Wednesday, April 29, 2009

T Minus 7 to the Hike

I am a week away from getting back on the Appalachian Trail and have been preparing. While I am getting out in the woods on a regular basis, my hikes are usually not over the ten mile mark, about half the distance I am looking to cover each day. On the Appalachian Trail hike to date I had averaged just over 26 miles per day, but I am not going to push it immediately.

As usual, I have been cross training on my bike. This past weekend was also the third annual bike ride to Montauk Point. It is a little ride my friend Art and I put together several years ago. The weather was absolutely perfect, in stark contrast to the ride last year, where a good portion of the riding was in a cold rain. We collected our group of friends from various points on Long Island as we rode past. We had one guy wipe out, another stop riding in Montauk town and a few sore muscles, but it was all good fun. It is a rarity that I get to do any group riding, so for me it was something different, logging 90 miles among friends.

I will have to be focused for the last week as I have a number of things to finish before heading into the mountains for the last 660 miles of the Appalachian Trail. I also have to be back in Los Angeles by June 19th, so I really can't take it too easy in the mountains.

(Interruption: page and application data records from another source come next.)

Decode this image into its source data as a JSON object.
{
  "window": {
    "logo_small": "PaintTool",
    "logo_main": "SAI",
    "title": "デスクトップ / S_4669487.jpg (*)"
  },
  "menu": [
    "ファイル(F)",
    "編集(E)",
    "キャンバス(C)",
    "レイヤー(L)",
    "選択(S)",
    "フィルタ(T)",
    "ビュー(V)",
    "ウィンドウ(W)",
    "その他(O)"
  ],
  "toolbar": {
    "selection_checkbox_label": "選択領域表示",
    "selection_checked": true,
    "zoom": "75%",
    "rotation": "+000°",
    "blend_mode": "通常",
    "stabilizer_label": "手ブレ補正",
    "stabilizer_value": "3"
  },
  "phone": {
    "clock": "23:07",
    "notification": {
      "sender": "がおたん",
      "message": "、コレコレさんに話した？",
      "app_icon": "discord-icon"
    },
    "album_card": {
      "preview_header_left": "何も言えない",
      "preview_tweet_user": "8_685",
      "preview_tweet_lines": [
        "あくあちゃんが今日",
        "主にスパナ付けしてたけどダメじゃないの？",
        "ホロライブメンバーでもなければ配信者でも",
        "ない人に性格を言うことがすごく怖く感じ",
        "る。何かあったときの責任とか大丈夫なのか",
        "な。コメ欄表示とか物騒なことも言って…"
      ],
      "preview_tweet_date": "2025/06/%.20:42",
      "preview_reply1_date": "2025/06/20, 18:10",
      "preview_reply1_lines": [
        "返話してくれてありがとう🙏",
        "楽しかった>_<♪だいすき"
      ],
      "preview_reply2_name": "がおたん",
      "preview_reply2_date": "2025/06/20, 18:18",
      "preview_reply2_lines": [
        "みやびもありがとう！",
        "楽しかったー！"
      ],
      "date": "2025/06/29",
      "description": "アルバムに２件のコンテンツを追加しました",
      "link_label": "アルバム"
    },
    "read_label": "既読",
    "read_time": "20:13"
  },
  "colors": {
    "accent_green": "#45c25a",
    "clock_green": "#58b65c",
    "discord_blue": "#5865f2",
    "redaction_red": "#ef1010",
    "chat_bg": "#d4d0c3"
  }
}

At this point I am just looking forward to the solace of the wilderness and what could be a last hurrah for Kevin Knieling, Adventure Traveler.

Wednesday, April 8, 2009

Red River

I just wanted to let all my friends along the Red River know that I have been thinking about them and hope they stay high and dry. For those of you not familiar with what is happening, there are a couple of news stories on the flood here and here.

For a little perspective, to the right is a photo I had taken when passing though Grand Forks, ND back on September 16, 2008 on a bright sunny day. The photo below is from March 26, 2009 when the Red River reached a flood stage of 46.6 feet, not even the higest point of the flood which was at 49.5 feet. The picture is in the same area. The red arrow in the second photo points to the same flood marker in the original photo above. And the bridge in both photos is the same. Yeah, the one that's nearly under water.

When Kobie and I paddled south on the Red River it was against a current of about three miles per hour. The river is now flowing nearly four times that! While that portion of the kayak trip would have been exactly zero fun, or actually would never have happened at all as I couldn't possibly paddle that fast; I am sure there is plenty of water in the Bois de Sioux River where Kobie and I were forced on to land and had to walk with our kayaks for 30 miles having run out of water.

I will be back-posting from the Europe and Morocco trip in the next few days. I am off to New Orleans tomorrow so I should have some time to write on the plane.
Again, I am thinking about you my friends.

Wednesday, April 1, 2009

Au Revoir

I had nothing to do in the morning but go to the airport in Paris and catch my flight to New York. There was just one little wrinkle to that plan: my watch was set to the wrong time. When I flew from France to Morocco I had to set my watch back one hour. So when I returned to France from Morocco I set my watch ahead that same hour. The one thing I hadn’t considered was that Europe observes daylight savings time whereas Morocco does not. I should have set my watch two hours ahead in this instance as France sprung ahead an additional hour in my absence.

Despite being and hour behind schedule I thought I might make the flight, but the train to the airport was delayed. We made up some time, so I again thought perhaps I would make the flight, but it would be close. It was going to be a dash and really, in the grand scheme of things, it certainly wasn’t going to be the last plane from Paris to New York ever. Surely there would be one later in the day. It may have cost some money, but I had no doubt that by the end of the day, one way or another, I would be in New York.

The train arrived at the airport in Paris and I dashed through the terminal like OJ Simpson jumping over suitcases in the 1970’s Hertz commercial. The only difference was that I didn't have some woman yelling "Go Kevin, go!".

When I arrived at the counter the check-in was closed. With a little sweet talking and a lot of panting, I convinced the woman at the counter to check me in for the flight regardless. I hurried through security (if that is even possible), was the last person on the plane and nearly had the plane door hit me in the rear as they were closing it. My little vacation had come to a hurried end.